Philadelphia Yearly Meeting (Orthodox) initially recognized the Wilburite New England Yearly Meeting but later ended all official relations with other yearly meetings (including New England) in order to prevent its small Gurneyite minority from leaving. However, Philadelphia's Haverford College continued to educate Conservative Friends as other Quaker colleges (except for the Hicksite Swarthmore) were under the care of Gurneyite yearly meetings. 
Conservative Friends in the twentieth century
By 1905, there were seven Conservative Friends Yearly Meetings left in America and Canada as well as an unaffiliated but Conservative-leaning Orthodox meeting in Philadelphia. Of these, two have been laid down (Kansas Yearly Meeting, and Western Yearly Meeting) and two reunited with Gurneyite yearly meetings and Hicksite yearly meetings (Canada and New England); the undivided Philadelphia Yearly Meeting reunited with its Hicksite counterpart. In addition, most Primitive Friends communities at the beginning of the twentieth century in New York, New England, and Pennsylvania, had merged into other Quaker bodies by 1955. According to a website representing "Friends in Christ... a small group of Primitive Friends (Plain Quakers)" "plain" Quakers can today be found in the United Kingdom, in addition to some other countries." Ripley Quaker Meeting is a small group of conservative Friends also located in the UK, who follow Ohio Yearly Meeting's Book of Discipline.
In the USA, three Conservative Friends Yearly Meetings remain as distinct Conservative Friends bodies in Ohio, North Carolina and Iowa; with Ohio Yearly Meeting (Conservative) being the most traditional Christian in belief and practice, of the three Conservative Friends Yearly Meetings; A small Conservative Friends remnant continues in some of the united yearly meetings (Canada and New England). In Europe, there are Conservative Quaker groups in the United Kingdom, while individual members reside in other countries too.
As of 2019[update], the Ohio Yearly Meeting includes affiliated local meetings in Michigan, Ohio, Pennsylvania, Virginia, West Virginia, and Athens, Greece. The Iowa Yearly Meeting includes affiliated local meetings in Iowa, Minnesota, Missouri, Nebraska, South Dakota, and Wisconsin
- Whittier Friends Meeting House, Whittier, Iowa, historic meetinghouse of a Conservative Wilburite Friends group
- Kuenning, Larry (1989). "Quaker Theologies in the 19th Century Separations". Retrieved October 25, 2016.
- Ohio Quakers Archived 2011-08-15 at the Wayback Machine
- "BBC - Religions - Christianity: Quakers". Retrieved 2016-06-27.
- Brinton, Howard H. “Friends for Seventy-Five Years.” The Bulletin of the Friends Historical Association 49(1): 3–20, 1960.
- Brady, John. A Short History of Conservative Friends. Richmond, Ind.: Friends United Press, 1992
- "Friends in Christ". Friends in Christ. Retrieved 2016-06-27.

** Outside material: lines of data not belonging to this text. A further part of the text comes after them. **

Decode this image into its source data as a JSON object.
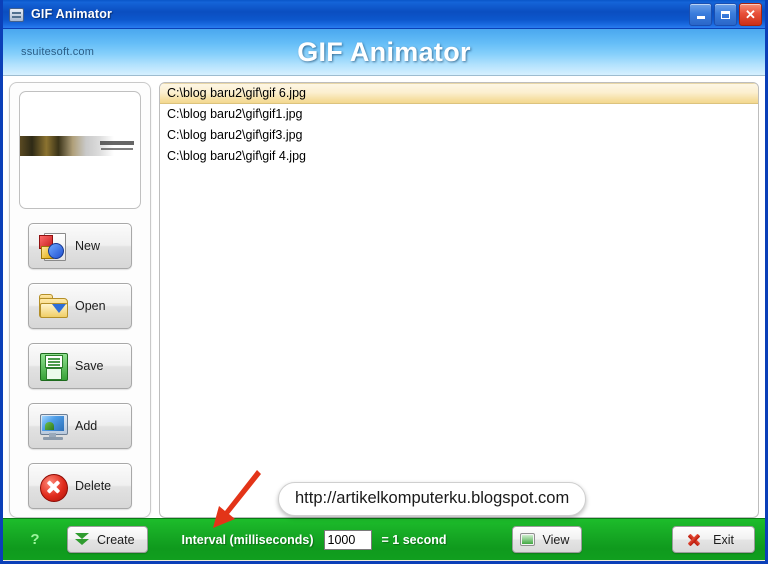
{
  "window": {
    "title": "GIF Animator",
    "icon": "app-filmreel-icon",
    "buttons": {
      "minimize": "_",
      "maximize": "□",
      "close": "✕"
    }
  },
  "banner": {
    "brand": "ssuitesoft.com",
    "title": "GIF Animator"
  },
  "sidebar": {
    "preview_alt": "frame-preview",
    "buttons": [
      {
        "label": "New",
        "icon": "new-document-icon"
      },
      {
        "label": "Open",
        "icon": "open-folder-icon"
      },
      {
        "label": "Save",
        "icon": "floppy-disk-icon"
      },
      {
        "label": "Add",
        "icon": "add-monitor-icon"
      },
      {
        "label": "Delete",
        "icon": "delete-circle-x-icon"
      }
    ]
  },
  "file_list": {
    "items": [
      {
        "path": "C:\\blog baru2\\gif\\gif 6.jpg",
        "selected": true
      },
      {
        "path": "C:\\blog baru2\\gif\\gif1.jpg",
        "selected": false
      },
      {
        "path": "C:\\blog baru2\\gif\\gif3.jpg",
        "selected": false
      },
      {
        "path": "C:\\blog baru2\\gif\\gif 4.jpg",
        "selected": false
      }
    ]
  },
  "callout": {
    "url": "http://artikelkomputerku.blogspot.com"
  },
  "toolbar": {
    "help": "?",
    "create_label": "Create",
    "interval_label": "Interval (milliseconds)",
    "interval_value": "1000",
    "interval_equals": "= 1 second",
    "view_label": "View",
    "exit_label": "Exit"
  },
  "colors": {
    "titlebar_blue": "#0b4ec0",
    "banner_blue": "#64bdf7",
    "toolbar_green": "#16a824",
    "selection_gold": "#f3d88f",
    "accent_red": "#e02b1c"
  }
}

- Ripley Quaker Meeting website
- Cooper, Wilmer. Growing Up Plain Among Conservative Wilburite Quakers: The Journey of a Public Friend. Friends United Press, 1991. ISBN 0-944350-44-5
- Friends Around the World, FWCC, 2010 Edition.
This article's use of external links may not follow Wikipedia's policies or guidelines. (September 2015)
- Conservative Friends links
- Ohio Yearly Meeting (Conservative)
- North Carolina Yearly Meeting (Conservative)
- Iowa Yearly Meeting (Conservative)
- Quaker Jane
- A Short History of Conservative Friends
- A Brief Synopsis of the Principles and Testimonies of the Religious Society of Friends (A Conservative Friends Statement of Faith of 1912)
- The Conservative Friend: - A Christian Ministry of Ohio Conservative Friends
- Friends of Jesus Fellowship
- Friends in Christ
- Digital Quaker Collection: – A List of Christian Quaker literature
- Post Reformation Digital Library: – A Library of Early Modern Quaker texts
- New Foundation Fellowship